■ **EXERCISE REQUIREMENTS**:
Exactly how many lines in the data below contain the string "header"? Give that number and nothing else.
INPUT DATA section start
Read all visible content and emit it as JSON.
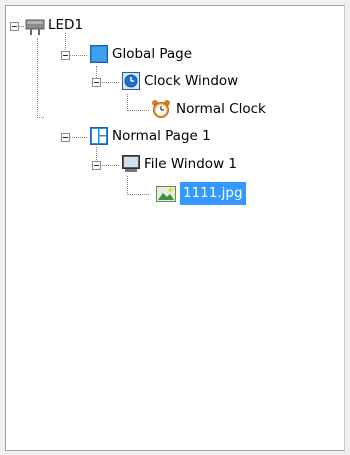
{
  "tree": {
    "root": {
      "label": "LED1",
      "icon": "led-screen-icon",
      "children": [
        {
          "label": "Global Page",
          "icon": "global-page-icon",
          "children": [
            {
              "label": "Clock Window",
              "icon": "clock-window-icon",
              "children": [
                {
                  "label": "Normal Clock",
                  "icon": "alarm-clock-icon"
                }
              ]
            }
          ]
        },
        {
          "label": "Normal Page 1",
          "icon": "normal-page-icon",
          "children": [
            {
              "label": "File Window 1",
              "icon": "file-window-icon",
              "children": [
                {
                  "label": "1111.jpg",
                  "icon": "image-file-icon",
                  "selected": true
                }
              ]
            }
          ]
        }
      ]
    }
  },
  "colors": {
    "selection": "#3399ff",
    "selection_text": "#ffffff",
    "tree_lines": "#8a8a8a",
    "panel_border": "#a0a0a0"
  }
}
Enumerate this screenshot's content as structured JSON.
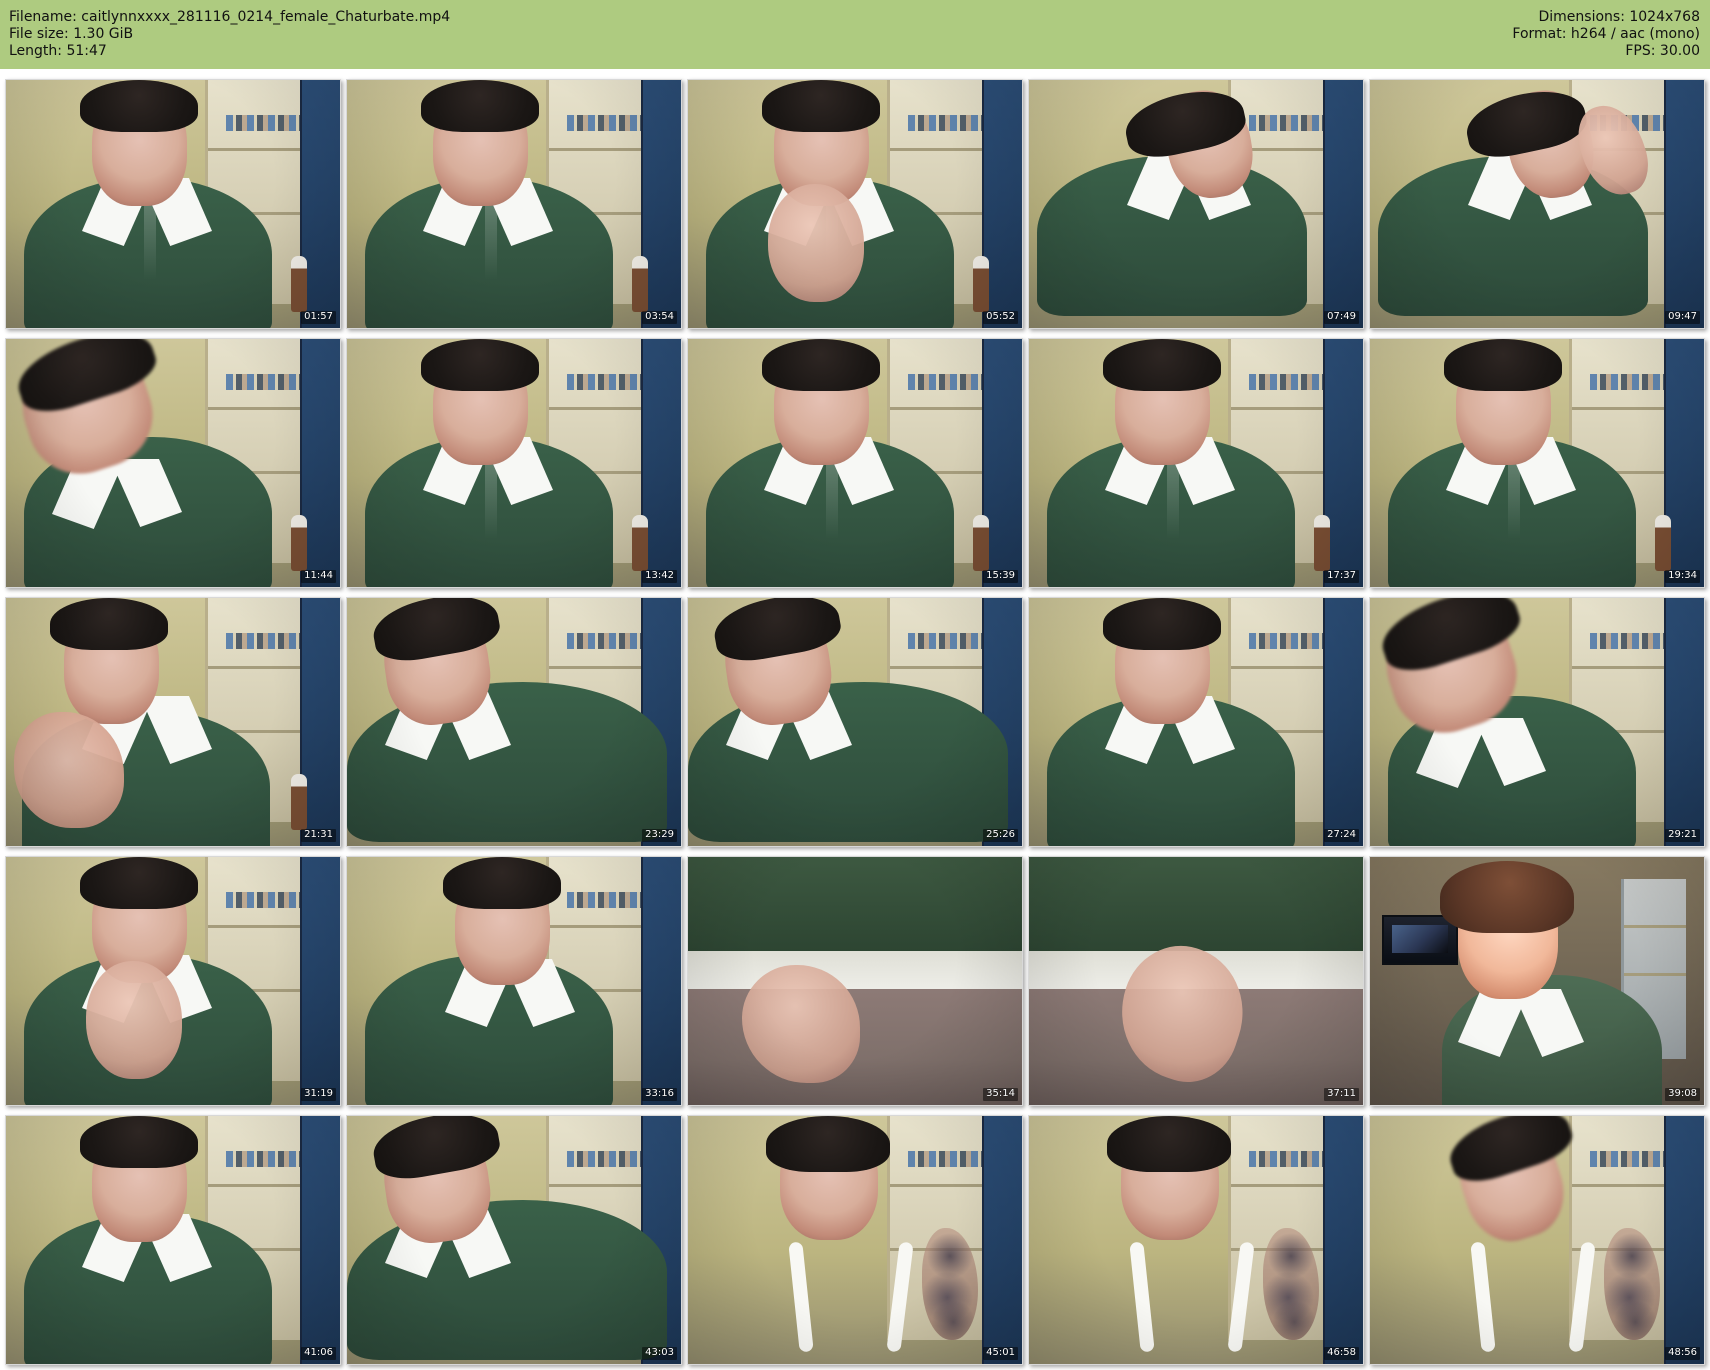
{
  "header": {
    "left": {
      "filename": "Filename: caitlynnxxxx_281116_0214_female_Chaturbate.mp4",
      "file_size": "File size: 1.30 GiB",
      "length": "Length: 51:47"
    },
    "right": {
      "dimensions": "Dimensions: 1024x768",
      "format": "Format: h264 / aac (mono)",
      "fps": "FPS: 30.00"
    }
  },
  "thumbnails": [
    {
      "time": "01:57"
    },
    {
      "time": "03:54"
    },
    {
      "time": "05:52"
    },
    {
      "time": "07:49"
    },
    {
      "time": "09:47"
    },
    {
      "time": "11:44"
    },
    {
      "time": "13:42"
    },
    {
      "time": "15:39"
    },
    {
      "time": "17:37"
    },
    {
      "time": "19:34"
    },
    {
      "time": "21:31"
    },
    {
      "time": "23:29"
    },
    {
      "time": "25:26"
    },
    {
      "time": "27:24"
    },
    {
      "time": "29:21"
    },
    {
      "time": "31:19"
    },
    {
      "time": "33:16"
    },
    {
      "time": "35:14"
    },
    {
      "time": "37:11"
    },
    {
      "time": "39:08"
    },
    {
      "time": "41:06"
    },
    {
      "time": "43:03"
    },
    {
      "time": "45:01"
    },
    {
      "time": "46:58"
    },
    {
      "time": "48:56"
    }
  ]
}
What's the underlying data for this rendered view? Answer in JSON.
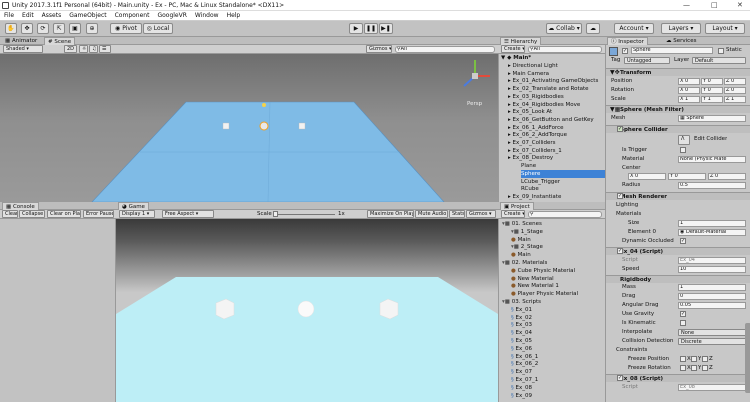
{
  "window": {
    "title": "Unity 2017.3.1f1 Personal (64bit) - Main.unity - Ex - PC, Mac & Linux Standalone* <DX11>"
  },
  "menu": [
    "File",
    "Edit",
    "Assets",
    "GameObject",
    "Component",
    "GoogleVR",
    "Window",
    "Help"
  ],
  "toolbar": {
    "pivot": "Pivot",
    "local": "Local",
    "collab": "Collab",
    "account": "Account",
    "layers": "Layers",
    "layout": "Layout"
  },
  "scene_tabs": {
    "animator": "Animator",
    "scene": "Scene"
  },
  "scene_bar": {
    "shaded": "Shaded",
    "mode2d": "2D",
    "gizmos": "Gizmos",
    "search": "All",
    "persp": "Persp"
  },
  "hierarchy": {
    "tab": "Hierarchy",
    "create": "Create",
    "search": "All",
    "scene": "Main*",
    "items": [
      {
        "label": "Directional Light",
        "indent": 0
      },
      {
        "label": "Main Camera",
        "indent": 0
      },
      {
        "label": "Ex_01_Activating GameObjects",
        "indent": 0
      },
      {
        "label": "Ex_02_Translate and Rotate",
        "indent": 0
      },
      {
        "label": "Ex_03_Rigidbodies",
        "indent": 0
      },
      {
        "label": "Ex_04_Rigidbodies Move",
        "indent": 0
      },
      {
        "label": "Ex_05_Look At",
        "indent": 0
      },
      {
        "label": "Ex_06_GetButton and GetKey",
        "indent": 0
      },
      {
        "label": "Ex_06_1_AddForce",
        "indent": 0
      },
      {
        "label": "Ex_06_2_AddTorque",
        "indent": 0
      },
      {
        "label": "Ex_07_Colliders",
        "indent": 0
      },
      {
        "label": "Ex_07_Colliders_1",
        "indent": 0
      },
      {
        "label": "Ex_08_Destroy",
        "indent": 0
      },
      {
        "label": "Plane",
        "indent": 1
      },
      {
        "label": "Sphere",
        "indent": 1
      },
      {
        "label": "LCube_Trigger",
        "indent": 1
      },
      {
        "label": "RCube",
        "indent": 1
      },
      {
        "label": "Ex_09_Instantiate",
        "indent": 0
      }
    ]
  },
  "console": {
    "tab": "Console",
    "buttons": [
      "Clear",
      "Collapse",
      "Clear on Play",
      "Error Pause"
    ]
  },
  "game": {
    "tab": "Game",
    "display": "Display 1",
    "aspect": "Free Aspect",
    "scale_label": "Scale",
    "scale_value": "1x",
    "maximize": "Maximize On Play",
    "mute": "Mute Audio",
    "stats": "Stats",
    "gizmos": "Gizmos"
  },
  "project": {
    "tab": "Project",
    "create": "Create",
    "items": [
      {
        "label": "01. Scenes",
        "indent": 0
      },
      {
        "label": "1_Stage",
        "indent": 1
      },
      {
        "label": "Main",
        "indent": 1
      },
      {
        "label": "2_Stage",
        "indent": 1
      },
      {
        "label": "Main",
        "indent": 1
      },
      {
        "label": "02. Materials",
        "indent": 0
      },
      {
        "label": "Cube Physic Material",
        "indent": 1
      },
      {
        "label": "New Material",
        "indent": 1
      },
      {
        "label": "New Material 1",
        "indent": 1
      },
      {
        "label": "Player Physic Material",
        "indent": 1
      },
      {
        "label": "03. Scripts",
        "indent": 0
      },
      {
        "label": "Ex_01",
        "indent": 1
      },
      {
        "label": "Ex_02",
        "indent": 1
      },
      {
        "label": "Ex_03",
        "indent": 1
      },
      {
        "label": "Ex_04",
        "indent": 1
      },
      {
        "label": "Ex_05",
        "indent": 1
      },
      {
        "label": "Ex_06",
        "indent": 1
      },
      {
        "label": "Ex_06_1",
        "indent": 1
      },
      {
        "label": "Ex_06_2",
        "indent": 1
      },
      {
        "label": "Ex_07",
        "indent": 1
      },
      {
        "label": "Ex_07_1",
        "indent": 1
      },
      {
        "label": "Ex_08",
        "indent": 1
      },
      {
        "label": "Ex_09",
        "indent": 1
      }
    ]
  },
  "inspector": {
    "tab": "Inspector",
    "services": "Services",
    "object_name": "Sphere",
    "static_label": "Static",
    "tag_label": "Tag",
    "tag": "Untagged",
    "layer_label": "Layer",
    "layer": "Default",
    "transform": {
      "header": "Transform",
      "position": "Position",
      "rotation": "Rotation",
      "scale": "Scale",
      "pos": [
        "X 0",
        "Y 0",
        "Z 0"
      ],
      "rot": [
        "X 0",
        "Y 0",
        "Z 0"
      ],
      "scl": [
        "X 1",
        "Y 1",
        "Z 1"
      ]
    },
    "mesh_filter": {
      "header": "Sphere (Mesh Filter)",
      "mesh_label": "Mesh",
      "mesh": "Sphere"
    },
    "collider": {
      "header": "Sphere Collider",
      "edit": "Edit Collider",
      "is_trigger": "Is Trigger",
      "material_label": "Material",
      "material": "None (Physic Mate",
      "center_label": "Center",
      "center": [
        "X 0",
        "Y 0",
        "Z 0"
      ],
      "radius_label": "Radius",
      "radius": "0.5"
    },
    "renderer": {
      "header": "Mesh Renderer",
      "lighting": "Lighting",
      "materials": "Materials",
      "size_label": "Size",
      "size": "1",
      "element0_label": "Element 0",
      "element0": "Default-Material",
      "dyn_occ": "Dynamic Occluded"
    },
    "script4": {
      "header": "Ex_04 (Script)",
      "script_label": "Script",
      "script": "Ex_04",
      "speed_label": "Speed",
      "speed": "10"
    },
    "rigidbody": {
      "header": "Rigidbody",
      "mass_label": "Mass",
      "mass": "1",
      "drag_label": "Drag",
      "drag": "0",
      "adrag_label": "Angular Drag",
      "adrag": "0.05",
      "gravity": "Use Gravity",
      "kinematic": "Is Kinematic",
      "interp_label": "Interpolate",
      "interp": "None",
      "coll_label": "Collision Detection",
      "coll": "Discrete",
      "constraints": "Constraints",
      "freeze_pos": "Freeze Position",
      "freeze_rot": "Freeze Rotation",
      "axes": [
        "X",
        "Y",
        "Z"
      ]
    },
    "script8": {
      "header": "Ex_08 (Script)",
      "script_label": "Script",
      "script": "Ex_08"
    }
  }
}
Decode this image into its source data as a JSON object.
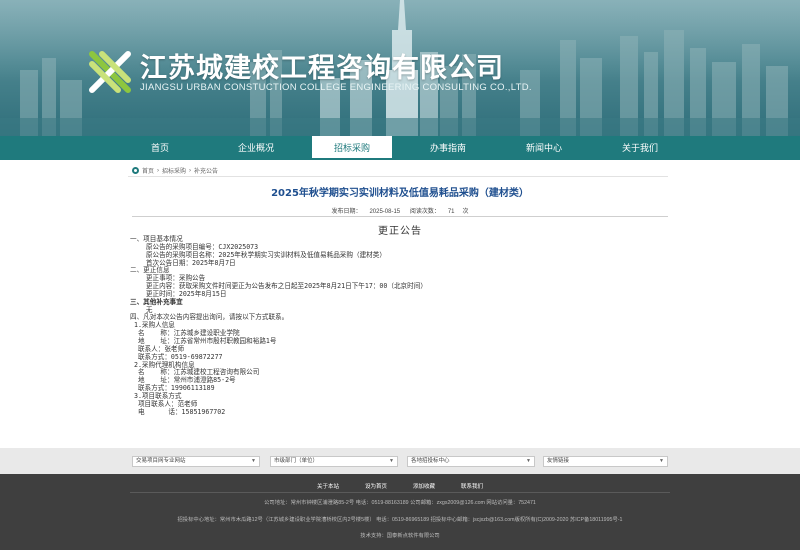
{
  "header": {
    "company_name": "江苏城建校工程咨询有限公司",
    "company_name_en": "JIANGSU URBAN CONSTUCTION COLLEGE ENGINEERING CONSULTING CO.,LTD."
  },
  "nav": {
    "items": [
      {
        "label": "首页"
      },
      {
        "label": "企业概况"
      },
      {
        "label": "招标采购"
      },
      {
        "label": "办事指南"
      },
      {
        "label": "新闻中心"
      },
      {
        "label": "关于我们"
      }
    ],
    "active_index": 2
  },
  "breadcrumb": {
    "home": "首页",
    "sep1": "›",
    "level1": "招标采购",
    "sep2": "›",
    "level2": "补充公告"
  },
  "article": {
    "title": "2025年秋学期实习实训材料及低值易耗品采购（建材类）",
    "publish_label": "发布日期：",
    "publish_date": "2025-08-15",
    "views_label": "阅读次数：",
    "views": "71",
    "views_unit": "次",
    "notice_title": "更正公告"
  },
  "body_lines": [
    {
      "text": "一、项目基本情况",
      "bold": false
    },
    {
      "text": "    原公告的采购项目编号：CJX2025073",
      "bold": false
    },
    {
      "text": "    原公告的采购项目名称：2025年秋学期实习实训材料及低值易耗品采购（建材类）",
      "bold": false
    },
    {
      "text": "    首次公告日期：2025年8月7日",
      "bold": false
    },
    {
      "text": "二、更正信息",
      "bold": false
    },
    {
      "text": "    更正事项：采购公告",
      "bold": false
    },
    {
      "text": "    更正内容：获取采购文件时间更正为公告发布之日起至2025年8月21日下午17：00（北京时间）",
      "bold": false
    },
    {
      "text": "    更正时间：2025年8月15日",
      "bold": false
    },
    {
      "text": "三、其他补充事宜",
      "bold": true
    },
    {
      "text": "    无",
      "bold": false
    },
    {
      "text": "四、凡对本次公告内容提出询问，请按以下方式联系。",
      "bold": false
    },
    {
      "text": " 1.采购人信息",
      "bold": false
    },
    {
      "text": "  名    称：江苏城乡建设职业学院",
      "bold": false
    },
    {
      "text": "  地    址：江苏省常州市殷村职教园和裕路1号",
      "bold": false
    },
    {
      "text": "  联系人：张老师",
      "bold": false
    },
    {
      "text": "  联系方式：0519-69872277",
      "bold": false
    },
    {
      "text": " 2.采购代理机构信息",
      "bold": false
    },
    {
      "text": "  名    称：江苏城建校工程咨询有限公司",
      "bold": false
    },
    {
      "text": "  地    址：常州市浦澄路85-2号",
      "bold": false
    },
    {
      "text": "  联系方式：19906113189",
      "bold": false
    },
    {
      "text": " 3.项目联系方式",
      "bold": false
    },
    {
      "text": "  项目联系人：范老师",
      "bold": false
    },
    {
      "text": "  电      话：15851967702",
      "bold": false
    }
  ],
  "linkbar": {
    "selects": [
      {
        "value": "交易项目网专业网站"
      },
      {
        "value": "市级部门（单位）"
      },
      {
        "value": "各地招投标中心"
      },
      {
        "value": "友情链接"
      }
    ]
  },
  "footer": {
    "links": [
      {
        "label": "关于本站"
      },
      {
        "label": "设为首页"
      },
      {
        "label": "添加收藏"
      },
      {
        "label": "联系我们"
      }
    ],
    "line1": "公司地址：常州市钟楼区浦澄路85-2号    电话：0519-88163189    公司邮箱：zxgs2009@126.com    网站访问量：752471",
    "line2": "招投标中心地址：常州市木瓜路12号（江苏城乡建设职业学院漕桥校区内2号楼5楼）    电话：0519-86965189    招投标中心邮箱：jscjxzb@163.com版权所有(C)2009-2020    苏ICP备18011995号-1",
    "line3": "技术支持：国泰新点软件有限公司"
  }
}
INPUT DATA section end
■ **TASK RESULT**:
9